Work order
Go through the records and write each one out again exactly.

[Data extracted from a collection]

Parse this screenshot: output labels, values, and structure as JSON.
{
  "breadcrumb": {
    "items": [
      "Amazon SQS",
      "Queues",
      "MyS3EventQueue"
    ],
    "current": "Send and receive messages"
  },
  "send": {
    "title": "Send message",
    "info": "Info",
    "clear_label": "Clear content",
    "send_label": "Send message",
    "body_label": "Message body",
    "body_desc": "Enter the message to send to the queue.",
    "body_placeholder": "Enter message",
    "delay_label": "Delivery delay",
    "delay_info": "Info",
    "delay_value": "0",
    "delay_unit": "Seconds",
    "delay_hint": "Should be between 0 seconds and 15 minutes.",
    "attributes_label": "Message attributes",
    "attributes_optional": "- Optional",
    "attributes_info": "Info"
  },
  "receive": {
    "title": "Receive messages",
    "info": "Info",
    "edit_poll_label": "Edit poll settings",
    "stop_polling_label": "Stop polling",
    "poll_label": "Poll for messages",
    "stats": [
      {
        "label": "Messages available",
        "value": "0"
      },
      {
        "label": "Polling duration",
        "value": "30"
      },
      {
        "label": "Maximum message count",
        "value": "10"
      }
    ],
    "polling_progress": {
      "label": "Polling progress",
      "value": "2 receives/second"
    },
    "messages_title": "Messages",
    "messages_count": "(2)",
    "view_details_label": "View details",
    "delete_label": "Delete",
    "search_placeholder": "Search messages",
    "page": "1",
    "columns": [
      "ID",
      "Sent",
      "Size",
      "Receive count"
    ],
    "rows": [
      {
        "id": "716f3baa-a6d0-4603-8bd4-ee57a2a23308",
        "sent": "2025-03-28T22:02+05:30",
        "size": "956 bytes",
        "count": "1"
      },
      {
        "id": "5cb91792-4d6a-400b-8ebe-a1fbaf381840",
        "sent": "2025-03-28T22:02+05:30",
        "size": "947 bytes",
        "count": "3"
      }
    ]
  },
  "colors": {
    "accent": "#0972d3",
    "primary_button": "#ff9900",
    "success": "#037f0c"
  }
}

Solved problem
Parse this screenshot: output labels, values, and structure as JSON.
{
  "breadcrumb": {
    "items": [
      "Amazon SQS",
      "Queues",
      "MyS3EventQueue"
    ],
    "current": "Send and receive messages"
  },
  "send": {
    "title": "Send message",
    "info": "Info",
    "clear_label": "Clear content",
    "send_label": "Send message",
    "body_label": "Message body",
    "body_desc": "Enter the message to send to the queue.",
    "body_placeholder": "Enter message",
    "delay_label": "Delivery delay",
    "delay_info": "Info",
    "delay_value": "0",
    "delay_unit": "Seconds",
    "delay_hint": "Should be between 0 seconds and 15 minutes.",
    "attributes_label": "Message attributes",
    "attributes_optional": "- Optional",
    "attributes_info": "Info"
  },
  "receive": {
    "title": "Receive messages",
    "info": "Info",
    "edit_poll_label": "Edit poll settings",
    "stop_polling_label": "Stop polling",
    "poll_label": "Poll for messages",
    "stats": [
      {
        "label": "Messages available",
        "value": "0"
      },
      {
        "label": "Polling duration",
        "value": "30"
      },
      {
        "label": "Maximum message count",
        "value": "10"
      }
    ],
    "polling_progress": {
      "label": "Polling progress",
      "value": "2 receives/second"
    },
    "messages_title": "Messages",
    "messages_count": "(2)",
    "view_details_label": "View details",
    "delete_label": "Delete",
    "search_placeholder": "Search messages",
    "page": "1",
    "columns": [
      "ID",
      "Sent",
      "Size",
      "Receive count"
    ],
    "rows": [
      {
        "id": "716f3baa-a6d0-4603-8bd4-ee57a2a23308",
        "sent": "2025-03-28T22:02+05:30",
        "size": "956 bytes",
        "count": "1"
      },
      {
        "id": "5cb91792-4d6a-400b-8ebe-a1fbaf381840",
        "sent": "2025-03-28T22:02+05:30",
        "size": "947 bytes",
        "count": "3"
      }
    ]
  },
  "colors": {
    "accent": "#0972d3",
    "primary_button": "#ff9900",
    "success": "#037f0c"
  }
}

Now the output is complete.